The First World War seems to get forgotten by video game makers, who invariably opt to turn to the sequel for inspiration. Which is a shame, because there's a relatively untapped seam of strategic possibilities within the earlier setting; a primitive chaos that, if properly harnessed, could provide a thrilling gaming experience.

For this reason we should perhaps be glad for once of a movie tie-in, for the 2007 release of Flyboys (starring that bloke out of Spider-Man and him out of Leon) just so happens to have been set during The Great War. As you may have guessed from the title, it chooses to focus on the pioneering exploits of the world's first aerial combatants. This was the time of The Red Baron, biplanes and tally-ho heroism. But can the mobile iteration capture the spirit of the times?

You play the part of a rookie American pilot who has volunteered to join the fledgling French air force of the early 20th century. Under the guidance of Captain Thenault you fly through a variety of combat missions, ranging from engaging a squadron of German Fokkers (stop sniggering at the back) to protecting a French base from a battalion of German tanks.

The game is played from a classic first-person cockpit perspective, with a crosshair in the centre of the screen and a radar at the bottom. And though the tasks you are set by Captain Thenault appear varied they basically consist of the same thing – point your plane in the direction of the red blip on your radar and hold your finger on the fire button when you get within range of your target. If it's a ground-based target you'll need to alter your orientation accordingly, but it's essentially the same process taking out an anti-aircraft gun as it is for a blimp.

The graphics are equally uniform, with a permanent painterly clouded sky hovering over the rudimentary trees and fields of continental Europe. There's not quite enough variation in ground detail to give you a precise idea of your altitude or speed, but as you're kept within a narrow vertical field of movement by the game's invisible barriers you won't have to worry about crashing into the ground or getting altitude sickness.

Unfortunately, given the game's focus, the combat suffers from a sluggish pace and jerky movement. As such it quickly becomes a chore, waiting what seems like an age to engage your enemies. When that engagement finally arrives it lacks any sense of drama or speed, as you slowly bring your foe into your sights. It seems to take an inordinate amount of lead to bring them down, too – understandable if it's a tank you're facing, not so much if it's a biplane, and pretty tedious in either event.

Nevertheless there is a certain amount of tension to each skirmish as you scan the horizon for a hostile speck.
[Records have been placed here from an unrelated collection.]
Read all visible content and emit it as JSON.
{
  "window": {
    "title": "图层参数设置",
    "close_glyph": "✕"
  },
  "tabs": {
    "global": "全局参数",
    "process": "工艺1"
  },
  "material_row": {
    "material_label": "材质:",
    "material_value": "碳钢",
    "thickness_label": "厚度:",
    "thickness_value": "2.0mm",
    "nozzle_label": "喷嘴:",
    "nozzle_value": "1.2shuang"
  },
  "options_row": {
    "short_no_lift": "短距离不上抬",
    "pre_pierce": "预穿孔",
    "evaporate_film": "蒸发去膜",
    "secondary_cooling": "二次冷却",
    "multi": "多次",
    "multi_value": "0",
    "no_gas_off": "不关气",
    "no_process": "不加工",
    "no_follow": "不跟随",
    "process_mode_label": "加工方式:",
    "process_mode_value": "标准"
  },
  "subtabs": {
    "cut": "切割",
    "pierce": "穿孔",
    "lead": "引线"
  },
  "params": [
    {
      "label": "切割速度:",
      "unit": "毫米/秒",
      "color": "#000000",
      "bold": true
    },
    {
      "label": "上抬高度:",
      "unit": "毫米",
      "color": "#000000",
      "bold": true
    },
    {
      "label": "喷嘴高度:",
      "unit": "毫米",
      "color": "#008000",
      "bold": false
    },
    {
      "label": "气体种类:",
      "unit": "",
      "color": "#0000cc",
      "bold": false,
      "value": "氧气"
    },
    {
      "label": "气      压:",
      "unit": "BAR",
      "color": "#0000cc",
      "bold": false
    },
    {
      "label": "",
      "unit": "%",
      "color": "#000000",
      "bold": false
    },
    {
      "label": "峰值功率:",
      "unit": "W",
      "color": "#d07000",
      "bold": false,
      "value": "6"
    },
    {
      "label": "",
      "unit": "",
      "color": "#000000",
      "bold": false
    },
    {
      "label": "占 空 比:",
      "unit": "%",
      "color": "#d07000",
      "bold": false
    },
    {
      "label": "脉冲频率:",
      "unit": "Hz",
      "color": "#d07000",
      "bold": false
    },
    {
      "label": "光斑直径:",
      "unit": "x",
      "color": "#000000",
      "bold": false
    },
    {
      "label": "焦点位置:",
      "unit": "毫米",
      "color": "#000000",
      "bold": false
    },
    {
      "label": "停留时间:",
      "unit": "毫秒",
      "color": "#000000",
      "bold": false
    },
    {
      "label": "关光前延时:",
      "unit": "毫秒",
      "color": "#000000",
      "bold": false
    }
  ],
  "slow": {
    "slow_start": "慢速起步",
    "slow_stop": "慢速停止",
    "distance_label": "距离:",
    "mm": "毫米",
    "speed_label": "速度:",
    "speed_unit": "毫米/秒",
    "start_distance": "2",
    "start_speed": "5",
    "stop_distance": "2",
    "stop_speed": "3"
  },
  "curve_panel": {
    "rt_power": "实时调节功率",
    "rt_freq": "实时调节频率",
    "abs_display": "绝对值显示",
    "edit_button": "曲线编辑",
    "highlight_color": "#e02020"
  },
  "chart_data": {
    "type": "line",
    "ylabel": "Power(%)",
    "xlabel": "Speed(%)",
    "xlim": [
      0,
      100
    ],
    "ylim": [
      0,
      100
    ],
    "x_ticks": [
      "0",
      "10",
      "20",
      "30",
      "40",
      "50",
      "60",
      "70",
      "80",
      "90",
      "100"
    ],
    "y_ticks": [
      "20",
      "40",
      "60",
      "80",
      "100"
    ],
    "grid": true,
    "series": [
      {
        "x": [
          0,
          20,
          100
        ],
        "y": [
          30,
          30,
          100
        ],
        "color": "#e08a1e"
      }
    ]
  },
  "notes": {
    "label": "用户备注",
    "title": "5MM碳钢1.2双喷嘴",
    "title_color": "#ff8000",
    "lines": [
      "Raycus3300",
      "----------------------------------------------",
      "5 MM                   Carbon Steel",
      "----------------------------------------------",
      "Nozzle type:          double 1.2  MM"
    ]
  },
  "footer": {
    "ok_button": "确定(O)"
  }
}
The missions where you are charged with protecting allied units go further towards lending a sense of urgency to proceedings, making up slightly for the wallowing pace.

In the end, though, Flyboys' combat simply lacks the necessary panache for us to recommend it as a worthwhile purchase. Were the game not so reliant on this side of things it would be forgivable. Unfortunately, in fluffing its one key feature, Flyboys is shot down in flames before it ever gets to take off.